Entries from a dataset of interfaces
"""

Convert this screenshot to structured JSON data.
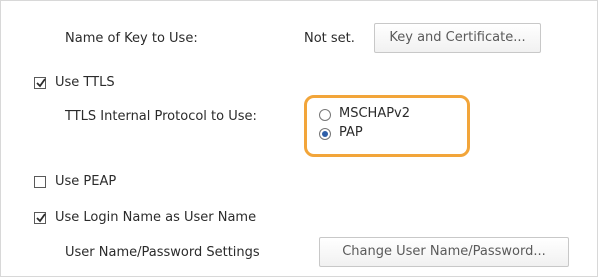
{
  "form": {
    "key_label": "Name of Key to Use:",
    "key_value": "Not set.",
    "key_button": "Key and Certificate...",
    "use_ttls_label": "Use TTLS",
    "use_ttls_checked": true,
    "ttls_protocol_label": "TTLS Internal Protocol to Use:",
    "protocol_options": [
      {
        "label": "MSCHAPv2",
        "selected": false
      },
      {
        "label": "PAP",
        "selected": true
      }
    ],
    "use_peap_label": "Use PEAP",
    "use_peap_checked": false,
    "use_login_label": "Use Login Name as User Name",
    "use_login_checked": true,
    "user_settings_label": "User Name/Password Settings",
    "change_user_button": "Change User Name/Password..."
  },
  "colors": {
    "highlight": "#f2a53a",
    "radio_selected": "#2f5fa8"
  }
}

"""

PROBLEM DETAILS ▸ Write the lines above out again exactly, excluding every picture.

TASK SOLUTION ▸
Convert this screenshot to structured JSON data.
{
  "form": {
    "key_label": "Name of Key to Use:",
    "key_value": "Not set.",
    "key_button": "Key and Certificate...",
    "use_ttls_label": "Use TTLS",
    "use_ttls_checked": true,
    "ttls_protocol_label": "TTLS Internal Protocol to Use:",
    "protocol_options": [
      {
        "label": "MSCHAPv2",
        "selected": false
      },
      {
        "label": "PAP",
        "selected": true
      }
    ],
    "use_peap_label": "Use PEAP",
    "use_peap_checked": false,
    "use_login_label": "Use Login Name as User Name",
    "use_login_checked": true,
    "user_settings_label": "User Name/Password Settings",
    "change_user_button": "Change User Name/Password..."
  },
  "colors": {
    "highlight": "#f2a53a",
    "radio_selected": "#2f5fa8"
  }
}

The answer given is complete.